During her stay here, Anandi had undertaken a seva (service) project at Little Maharajji’s ashram. There are several painting of deities in a folk-art style on the front wall of the ashram. They need to be repainted every year or so, due to the excessive amounts of dust blowing about, and rain during the monsoon, etc. Anandi was touching them up until her last day here, and we walked over to admire her handiwork. They are fabulous paintings, bright and colorful. As it turned out, she didn’t quite finish the last one before she had to go to Orissa to continue her dance training. So Shivaya and I jumped in and finished painting Shiva, and then got drafted into repainting a murti of Shiva and his bull, Nandi. The murtis, created by Little Maharajji, are seemingly made out of mud, and repainted with high gloss enamel paint from time to time.
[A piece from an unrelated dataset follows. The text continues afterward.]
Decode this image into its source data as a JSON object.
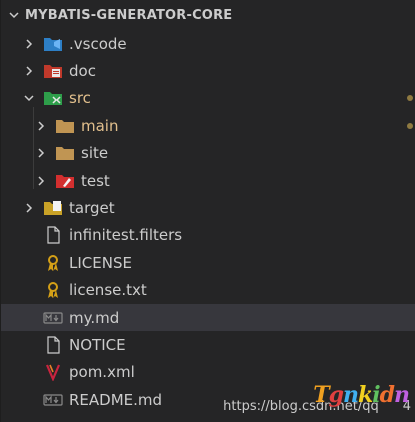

Finally, one day shortly before we left Brindavan, it was another auspicious day (we’re not quite sure why), and there were thousands of pilgrims walking the parikrama path (now a road) that goes around the outside circumference of the town. Shivaya and I had already walked part of the way to go to a market, and we decided to join the others and walk the whole parikrama. We spent about 3 1/2 hours in a massive colorful parade of humanity–most walking barefoot. The energy was very high and festive, and we felt blessed by the occasion–but we still don’t know why!!
As I mentioned, I came down with a virus that “everyone in Brindavan gets this time of year,” according to the doctor who came to the ashram to treat me. It was brutal, and I spent the last week of our time there with vomiting, diaharrea, and feverish hallucinations. I managed to recover just in time to catch our train in early December, bound for the south. We boarded the train in Mathura, where it was quite cold, and 36 hours later we hopped off on a warm and balmy evening in paradise–Kerala, South India.